▸ **What is needed**
Scan the records for "File" and copy each line that contains it.

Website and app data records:
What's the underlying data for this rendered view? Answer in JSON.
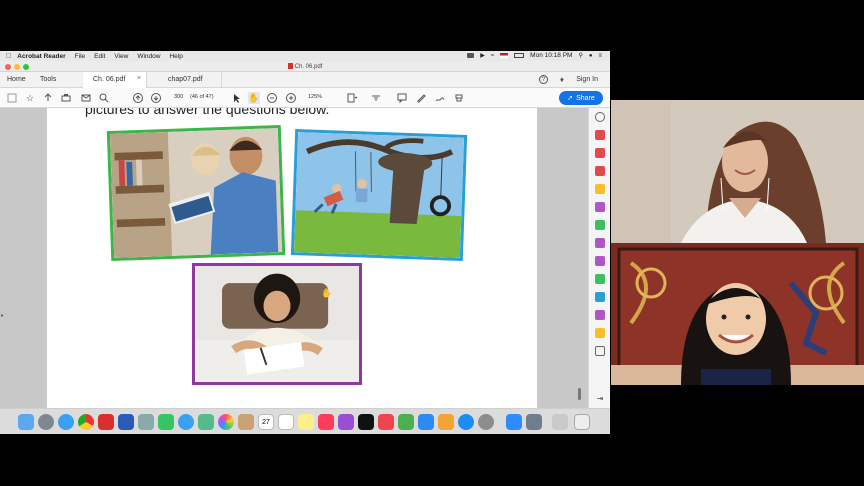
{
  "menubar": {
    "app_name": "Acrobat Reader",
    "items": [
      "File",
      "Edit",
      "View",
      "Window",
      "Help"
    ],
    "clock": "Mon 10:18 PM"
  },
  "window": {
    "title": "Ch. 06.pdf"
  },
  "tabs": {
    "home": "Home",
    "tools": "Tools",
    "docs": [
      {
        "label": "Ch. 06.pdf",
        "active": true
      },
      {
        "label": "chap07.pdf",
        "active": false
      }
    ],
    "sign_in": "Sign In"
  },
  "toolbar": {
    "page_number": "300",
    "page_count": "(46 of 47)",
    "zoom": "125%",
    "share_label": "Share"
  },
  "document": {
    "instruction_text": "pictures to answer the questions below."
  },
  "colors": {
    "share_blue": "#1473e6",
    "frame_green": "#3db54a",
    "frame_blue": "#2a9fd6",
    "frame_purple": "#8e3a9d"
  },
  "icons": {
    "toolbar": [
      "save-icon",
      "bookmark-icon",
      "upload-icon",
      "print-icon",
      "email-icon",
      "search-icon",
      "page-up-icon",
      "page-down-icon",
      "pointer-icon",
      "hand-icon",
      "zoom-out-icon",
      "zoom-in-icon",
      "fit-icon",
      "scroll-mode-icon",
      "comment-icon",
      "highlight-icon",
      "sign-icon",
      "stamp-icon"
    ]
  }
}
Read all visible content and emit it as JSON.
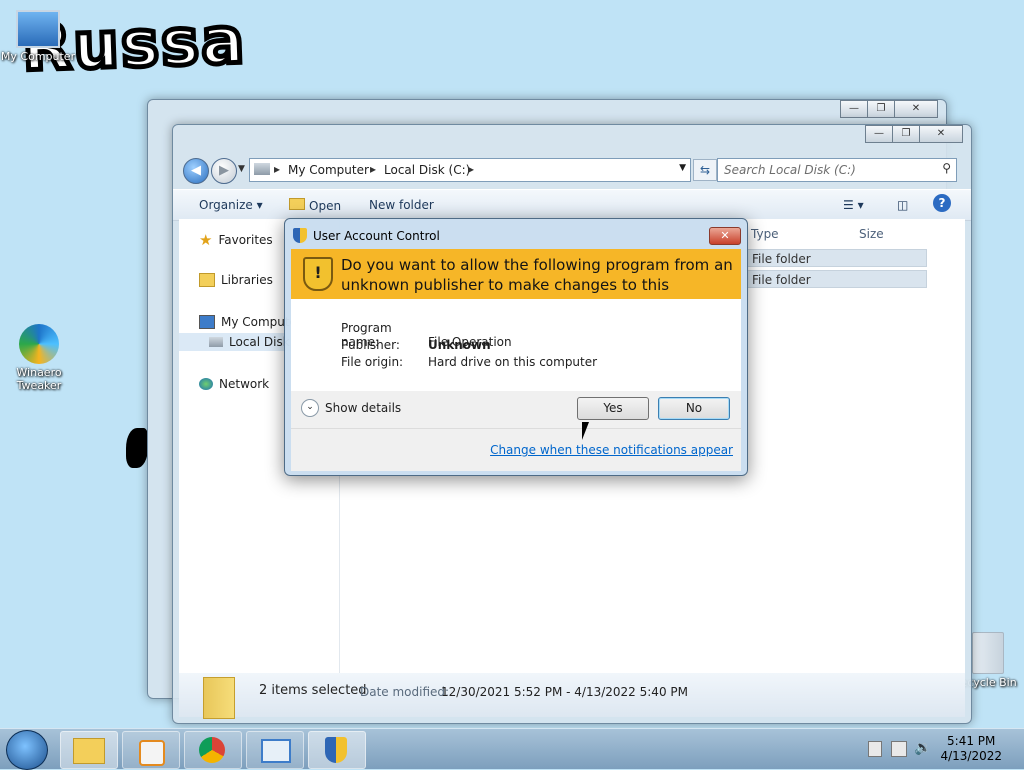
{
  "desktop": {
    "wallpaper_text": "Russa",
    "icons": [
      {
        "label": "My Computer"
      },
      {
        "label": "Winaero Tweaker"
      },
      {
        "label": "Recycle Bin"
      }
    ]
  },
  "explorer": {
    "address": {
      "crumbs": [
        "My Computer",
        "Local Disk (C:)"
      ]
    },
    "search": {
      "placeholder": "Search Local Disk (C:)"
    },
    "commands": {
      "organize": "Organize",
      "open": "Open",
      "new_folder": "New folder"
    },
    "columns": [
      "Type",
      "Size"
    ],
    "rows": [
      {
        "type": "File folder"
      },
      {
        "type": "File folder"
      }
    ],
    "nav": {
      "favorites": "Favorites",
      "libraries": "Libraries",
      "my_computer": "My Computer",
      "local_disk": "Local Disk (C:)",
      "network": "Network"
    },
    "details": {
      "selection": "2 items selected",
      "date_label": "Date modified:",
      "date_value": "12/30/2021 5:52 PM - 4/13/2022 5:40 PM"
    }
  },
  "uac": {
    "title": "User Account Control",
    "question": "Do you want to allow the following program from an unknown publisher to make changes to this computer?",
    "program_name_label": "Program name:",
    "program_name": "File Operation",
    "publisher_label": "Publisher:",
    "publisher": "Unknown",
    "origin_label": "File origin:",
    "origin": "Hard drive on this computer",
    "show_details": "Show details",
    "yes": "Yes",
    "no": "No",
    "change_link": "Change when these notifications appear"
  },
  "taskbar": {
    "time": "5:41 PM",
    "date": "4/13/2022"
  },
  "colors": {
    "uac_banner": "#f6b627",
    "desktop": "#bfe3f6",
    "link": "#0066cc"
  }
}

▸ **Solution to this task**
      "File",
        "type": "File folder"
        "type": "File folder"
    "program_name": "File Operation",
    "origin_label": "File origin:",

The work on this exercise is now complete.